» **What to do**:
Each line of the data that includes "favicon" must be copied.

» **Source material**:
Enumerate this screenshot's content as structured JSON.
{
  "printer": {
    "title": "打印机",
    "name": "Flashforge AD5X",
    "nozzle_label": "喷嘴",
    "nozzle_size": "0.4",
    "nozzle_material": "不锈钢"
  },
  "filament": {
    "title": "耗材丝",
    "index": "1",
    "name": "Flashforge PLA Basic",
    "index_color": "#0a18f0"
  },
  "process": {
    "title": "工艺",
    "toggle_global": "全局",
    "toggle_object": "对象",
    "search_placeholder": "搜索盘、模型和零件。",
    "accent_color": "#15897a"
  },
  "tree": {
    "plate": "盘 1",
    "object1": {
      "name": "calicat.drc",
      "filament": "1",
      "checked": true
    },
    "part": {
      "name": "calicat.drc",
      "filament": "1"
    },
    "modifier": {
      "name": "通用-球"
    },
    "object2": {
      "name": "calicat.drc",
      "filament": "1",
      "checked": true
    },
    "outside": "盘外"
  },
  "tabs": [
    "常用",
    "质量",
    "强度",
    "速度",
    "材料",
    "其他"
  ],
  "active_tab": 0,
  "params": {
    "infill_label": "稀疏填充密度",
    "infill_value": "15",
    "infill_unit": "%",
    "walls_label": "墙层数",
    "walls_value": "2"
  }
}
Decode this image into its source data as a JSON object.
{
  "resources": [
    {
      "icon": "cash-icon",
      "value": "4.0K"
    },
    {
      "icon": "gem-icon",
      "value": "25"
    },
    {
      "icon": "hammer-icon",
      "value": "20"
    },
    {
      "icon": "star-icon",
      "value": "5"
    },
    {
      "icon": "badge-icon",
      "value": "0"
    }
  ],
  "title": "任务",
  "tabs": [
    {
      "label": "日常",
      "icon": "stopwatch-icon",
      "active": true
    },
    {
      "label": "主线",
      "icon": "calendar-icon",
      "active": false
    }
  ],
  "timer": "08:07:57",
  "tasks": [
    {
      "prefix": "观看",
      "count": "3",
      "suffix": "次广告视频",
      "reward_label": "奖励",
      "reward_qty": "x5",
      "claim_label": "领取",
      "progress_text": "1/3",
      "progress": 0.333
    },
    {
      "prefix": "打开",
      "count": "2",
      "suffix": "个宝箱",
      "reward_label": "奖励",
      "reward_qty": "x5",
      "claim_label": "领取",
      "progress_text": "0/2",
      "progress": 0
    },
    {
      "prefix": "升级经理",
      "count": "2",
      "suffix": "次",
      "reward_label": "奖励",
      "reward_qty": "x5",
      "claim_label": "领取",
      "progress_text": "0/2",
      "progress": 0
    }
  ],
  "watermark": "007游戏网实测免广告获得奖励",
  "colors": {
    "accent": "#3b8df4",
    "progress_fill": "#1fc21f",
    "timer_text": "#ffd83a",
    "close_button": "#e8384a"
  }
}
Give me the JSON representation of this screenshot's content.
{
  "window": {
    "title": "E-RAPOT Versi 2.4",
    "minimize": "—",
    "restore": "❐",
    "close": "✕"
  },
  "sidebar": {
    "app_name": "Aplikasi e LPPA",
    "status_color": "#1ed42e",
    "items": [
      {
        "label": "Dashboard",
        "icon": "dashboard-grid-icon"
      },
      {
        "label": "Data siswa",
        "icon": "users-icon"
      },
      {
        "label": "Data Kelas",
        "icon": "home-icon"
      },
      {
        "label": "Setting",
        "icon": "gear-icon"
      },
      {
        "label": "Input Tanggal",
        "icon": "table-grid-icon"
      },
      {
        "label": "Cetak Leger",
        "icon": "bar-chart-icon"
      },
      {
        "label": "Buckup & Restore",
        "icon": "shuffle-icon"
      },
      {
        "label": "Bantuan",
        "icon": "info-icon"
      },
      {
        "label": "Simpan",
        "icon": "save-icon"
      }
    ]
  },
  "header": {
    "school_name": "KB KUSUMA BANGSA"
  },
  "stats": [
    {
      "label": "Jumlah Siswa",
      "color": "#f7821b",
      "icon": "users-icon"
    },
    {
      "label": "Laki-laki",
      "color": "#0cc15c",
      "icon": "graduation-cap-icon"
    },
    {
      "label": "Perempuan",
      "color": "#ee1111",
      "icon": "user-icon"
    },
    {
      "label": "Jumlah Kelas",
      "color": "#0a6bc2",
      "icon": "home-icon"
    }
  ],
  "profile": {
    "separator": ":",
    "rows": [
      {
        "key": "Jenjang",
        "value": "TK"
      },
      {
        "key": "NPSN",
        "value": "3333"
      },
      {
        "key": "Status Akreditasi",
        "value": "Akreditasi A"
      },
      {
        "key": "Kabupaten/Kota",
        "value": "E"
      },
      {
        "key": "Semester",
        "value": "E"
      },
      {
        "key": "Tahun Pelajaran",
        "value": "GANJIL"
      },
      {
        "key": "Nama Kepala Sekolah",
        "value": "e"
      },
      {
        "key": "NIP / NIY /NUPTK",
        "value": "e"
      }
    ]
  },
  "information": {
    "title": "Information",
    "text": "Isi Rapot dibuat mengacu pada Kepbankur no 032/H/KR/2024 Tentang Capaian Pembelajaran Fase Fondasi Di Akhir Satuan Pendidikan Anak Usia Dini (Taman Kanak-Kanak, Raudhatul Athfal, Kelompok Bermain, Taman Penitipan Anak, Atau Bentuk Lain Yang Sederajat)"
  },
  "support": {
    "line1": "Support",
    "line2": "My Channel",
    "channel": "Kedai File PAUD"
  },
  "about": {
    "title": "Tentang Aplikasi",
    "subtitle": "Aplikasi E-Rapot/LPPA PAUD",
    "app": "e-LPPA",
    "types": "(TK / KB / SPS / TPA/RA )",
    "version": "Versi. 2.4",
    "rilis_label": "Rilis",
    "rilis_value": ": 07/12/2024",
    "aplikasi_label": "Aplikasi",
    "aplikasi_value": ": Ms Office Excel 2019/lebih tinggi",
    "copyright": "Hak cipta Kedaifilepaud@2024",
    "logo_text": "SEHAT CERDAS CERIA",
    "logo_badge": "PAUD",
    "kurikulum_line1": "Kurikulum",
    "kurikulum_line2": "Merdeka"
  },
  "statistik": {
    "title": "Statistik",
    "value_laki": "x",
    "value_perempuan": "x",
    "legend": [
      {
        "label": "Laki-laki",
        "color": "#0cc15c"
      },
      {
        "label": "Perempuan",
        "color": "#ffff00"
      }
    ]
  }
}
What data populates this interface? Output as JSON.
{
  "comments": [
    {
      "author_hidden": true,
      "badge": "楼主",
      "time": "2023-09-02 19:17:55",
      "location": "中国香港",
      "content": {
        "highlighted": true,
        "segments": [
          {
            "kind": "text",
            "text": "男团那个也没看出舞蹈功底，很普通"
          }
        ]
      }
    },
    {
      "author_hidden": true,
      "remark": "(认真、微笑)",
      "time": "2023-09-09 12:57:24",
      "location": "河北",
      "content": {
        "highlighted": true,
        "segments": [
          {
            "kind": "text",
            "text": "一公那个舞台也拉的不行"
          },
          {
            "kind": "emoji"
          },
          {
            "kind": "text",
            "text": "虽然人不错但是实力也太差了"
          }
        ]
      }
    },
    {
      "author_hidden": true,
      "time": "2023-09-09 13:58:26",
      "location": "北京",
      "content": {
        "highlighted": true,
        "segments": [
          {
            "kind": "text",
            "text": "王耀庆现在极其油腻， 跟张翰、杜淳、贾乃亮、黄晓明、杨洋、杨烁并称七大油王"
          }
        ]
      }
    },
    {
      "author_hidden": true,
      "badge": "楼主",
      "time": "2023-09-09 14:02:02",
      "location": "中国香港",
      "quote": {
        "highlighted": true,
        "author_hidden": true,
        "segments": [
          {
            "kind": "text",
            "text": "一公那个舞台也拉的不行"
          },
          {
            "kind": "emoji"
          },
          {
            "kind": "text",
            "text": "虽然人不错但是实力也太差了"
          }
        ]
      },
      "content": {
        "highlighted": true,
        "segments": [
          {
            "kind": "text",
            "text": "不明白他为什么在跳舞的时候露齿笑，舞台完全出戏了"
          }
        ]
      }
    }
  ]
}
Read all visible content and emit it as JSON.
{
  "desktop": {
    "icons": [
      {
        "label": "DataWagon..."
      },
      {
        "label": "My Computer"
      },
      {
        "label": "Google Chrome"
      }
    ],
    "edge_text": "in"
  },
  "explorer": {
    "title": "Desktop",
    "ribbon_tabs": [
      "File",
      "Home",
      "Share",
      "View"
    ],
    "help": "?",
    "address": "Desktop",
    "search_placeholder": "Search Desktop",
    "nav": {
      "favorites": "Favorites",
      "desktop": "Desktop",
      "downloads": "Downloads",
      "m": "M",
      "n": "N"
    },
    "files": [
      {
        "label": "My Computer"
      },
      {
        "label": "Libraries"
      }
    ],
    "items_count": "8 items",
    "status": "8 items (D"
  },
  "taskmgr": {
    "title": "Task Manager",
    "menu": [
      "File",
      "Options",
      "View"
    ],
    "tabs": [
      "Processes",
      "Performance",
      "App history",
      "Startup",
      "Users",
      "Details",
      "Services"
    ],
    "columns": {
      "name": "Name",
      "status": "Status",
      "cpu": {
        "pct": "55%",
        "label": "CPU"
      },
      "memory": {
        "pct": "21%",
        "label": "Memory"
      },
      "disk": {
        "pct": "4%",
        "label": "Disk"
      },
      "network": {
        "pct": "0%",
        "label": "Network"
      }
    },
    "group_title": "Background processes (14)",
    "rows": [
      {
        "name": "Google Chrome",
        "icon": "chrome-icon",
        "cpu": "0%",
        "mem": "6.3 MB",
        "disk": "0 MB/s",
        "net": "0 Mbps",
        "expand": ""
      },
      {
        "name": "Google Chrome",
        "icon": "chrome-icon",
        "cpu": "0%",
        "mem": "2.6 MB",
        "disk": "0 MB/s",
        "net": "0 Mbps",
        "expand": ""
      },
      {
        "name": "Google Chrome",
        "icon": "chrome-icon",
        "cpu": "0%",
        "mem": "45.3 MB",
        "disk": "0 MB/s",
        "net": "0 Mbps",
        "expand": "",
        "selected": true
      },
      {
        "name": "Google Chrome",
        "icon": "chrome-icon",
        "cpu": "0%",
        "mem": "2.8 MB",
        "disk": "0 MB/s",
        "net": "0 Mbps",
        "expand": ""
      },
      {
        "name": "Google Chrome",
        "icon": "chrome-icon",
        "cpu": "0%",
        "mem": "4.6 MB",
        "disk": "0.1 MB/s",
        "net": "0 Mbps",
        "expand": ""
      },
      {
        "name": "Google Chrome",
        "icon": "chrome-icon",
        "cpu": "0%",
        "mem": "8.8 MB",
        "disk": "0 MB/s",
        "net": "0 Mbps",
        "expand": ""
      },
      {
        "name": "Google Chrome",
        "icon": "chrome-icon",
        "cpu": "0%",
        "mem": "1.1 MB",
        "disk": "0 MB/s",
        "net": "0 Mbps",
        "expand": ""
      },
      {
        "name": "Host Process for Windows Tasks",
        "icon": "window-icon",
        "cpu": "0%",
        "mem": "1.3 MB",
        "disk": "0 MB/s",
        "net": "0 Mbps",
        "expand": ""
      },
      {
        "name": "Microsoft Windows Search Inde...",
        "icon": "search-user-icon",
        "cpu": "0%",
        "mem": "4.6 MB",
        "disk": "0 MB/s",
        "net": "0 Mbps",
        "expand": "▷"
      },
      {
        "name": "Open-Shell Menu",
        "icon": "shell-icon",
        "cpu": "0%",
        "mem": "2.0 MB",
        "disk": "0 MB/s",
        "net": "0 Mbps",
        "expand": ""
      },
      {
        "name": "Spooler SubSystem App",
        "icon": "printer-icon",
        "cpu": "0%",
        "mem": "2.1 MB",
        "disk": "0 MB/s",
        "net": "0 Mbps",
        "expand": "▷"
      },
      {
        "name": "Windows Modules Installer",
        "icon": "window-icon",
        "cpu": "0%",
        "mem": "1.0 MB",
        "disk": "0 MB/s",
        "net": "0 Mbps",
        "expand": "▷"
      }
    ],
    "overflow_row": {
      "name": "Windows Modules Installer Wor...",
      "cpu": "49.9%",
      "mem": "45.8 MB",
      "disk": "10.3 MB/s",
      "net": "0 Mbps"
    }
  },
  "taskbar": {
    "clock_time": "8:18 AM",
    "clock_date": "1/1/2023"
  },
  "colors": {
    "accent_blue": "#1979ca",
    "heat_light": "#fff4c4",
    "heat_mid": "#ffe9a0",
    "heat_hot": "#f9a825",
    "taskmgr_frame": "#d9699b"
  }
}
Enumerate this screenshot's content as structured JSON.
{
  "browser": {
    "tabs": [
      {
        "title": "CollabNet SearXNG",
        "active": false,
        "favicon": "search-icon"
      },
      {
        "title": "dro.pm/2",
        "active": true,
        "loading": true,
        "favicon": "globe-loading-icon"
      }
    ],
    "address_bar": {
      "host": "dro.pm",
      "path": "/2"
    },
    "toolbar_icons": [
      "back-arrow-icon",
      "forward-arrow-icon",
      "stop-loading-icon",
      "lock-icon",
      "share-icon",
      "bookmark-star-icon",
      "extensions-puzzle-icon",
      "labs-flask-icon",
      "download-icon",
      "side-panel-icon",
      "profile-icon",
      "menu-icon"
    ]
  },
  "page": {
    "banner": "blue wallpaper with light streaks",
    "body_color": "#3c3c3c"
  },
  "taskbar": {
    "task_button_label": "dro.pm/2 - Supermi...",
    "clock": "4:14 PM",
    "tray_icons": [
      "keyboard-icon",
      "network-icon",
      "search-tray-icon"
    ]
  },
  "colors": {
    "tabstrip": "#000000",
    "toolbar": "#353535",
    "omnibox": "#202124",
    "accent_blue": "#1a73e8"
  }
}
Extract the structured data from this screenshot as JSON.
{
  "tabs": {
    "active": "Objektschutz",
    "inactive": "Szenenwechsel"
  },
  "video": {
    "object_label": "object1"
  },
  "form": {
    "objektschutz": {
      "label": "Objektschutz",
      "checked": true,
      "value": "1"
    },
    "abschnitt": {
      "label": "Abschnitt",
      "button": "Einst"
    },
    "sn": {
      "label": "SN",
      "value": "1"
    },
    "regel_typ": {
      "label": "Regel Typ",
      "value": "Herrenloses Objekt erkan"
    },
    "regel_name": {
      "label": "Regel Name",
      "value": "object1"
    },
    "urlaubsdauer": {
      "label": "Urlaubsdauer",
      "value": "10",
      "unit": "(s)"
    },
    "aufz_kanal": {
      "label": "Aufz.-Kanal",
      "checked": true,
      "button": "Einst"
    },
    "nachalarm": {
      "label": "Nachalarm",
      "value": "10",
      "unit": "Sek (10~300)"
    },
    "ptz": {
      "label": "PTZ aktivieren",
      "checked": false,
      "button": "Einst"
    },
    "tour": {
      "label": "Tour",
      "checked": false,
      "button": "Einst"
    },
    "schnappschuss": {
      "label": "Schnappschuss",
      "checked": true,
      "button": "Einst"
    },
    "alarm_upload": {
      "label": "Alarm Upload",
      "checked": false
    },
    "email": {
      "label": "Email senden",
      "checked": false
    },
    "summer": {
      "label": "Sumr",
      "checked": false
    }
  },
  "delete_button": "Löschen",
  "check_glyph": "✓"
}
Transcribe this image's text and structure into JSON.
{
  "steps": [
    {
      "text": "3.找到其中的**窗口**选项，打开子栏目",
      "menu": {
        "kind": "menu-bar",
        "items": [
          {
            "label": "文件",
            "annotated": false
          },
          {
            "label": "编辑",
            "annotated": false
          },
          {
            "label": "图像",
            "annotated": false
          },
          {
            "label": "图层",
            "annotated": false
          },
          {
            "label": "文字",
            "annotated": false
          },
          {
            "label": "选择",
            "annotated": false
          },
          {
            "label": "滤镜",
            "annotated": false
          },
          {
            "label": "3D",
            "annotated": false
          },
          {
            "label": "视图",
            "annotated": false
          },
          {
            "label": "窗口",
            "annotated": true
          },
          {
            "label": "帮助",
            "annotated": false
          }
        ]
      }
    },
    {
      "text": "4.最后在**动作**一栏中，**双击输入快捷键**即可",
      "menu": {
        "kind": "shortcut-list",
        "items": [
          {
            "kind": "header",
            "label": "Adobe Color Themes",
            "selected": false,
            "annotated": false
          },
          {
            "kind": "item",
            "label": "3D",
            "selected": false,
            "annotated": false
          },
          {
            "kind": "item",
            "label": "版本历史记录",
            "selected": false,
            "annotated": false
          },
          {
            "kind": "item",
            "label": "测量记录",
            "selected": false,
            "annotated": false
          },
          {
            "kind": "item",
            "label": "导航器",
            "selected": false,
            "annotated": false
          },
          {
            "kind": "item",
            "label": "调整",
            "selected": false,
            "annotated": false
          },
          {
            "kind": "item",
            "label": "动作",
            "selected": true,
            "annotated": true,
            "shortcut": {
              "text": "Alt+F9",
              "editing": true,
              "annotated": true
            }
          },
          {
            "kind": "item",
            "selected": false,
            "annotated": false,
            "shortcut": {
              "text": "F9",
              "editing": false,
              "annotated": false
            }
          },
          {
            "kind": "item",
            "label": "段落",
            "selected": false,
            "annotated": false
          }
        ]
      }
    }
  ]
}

» **Expected answer**:
        "favicon": "search-icon"
        "favicon": "globe-loading-icon"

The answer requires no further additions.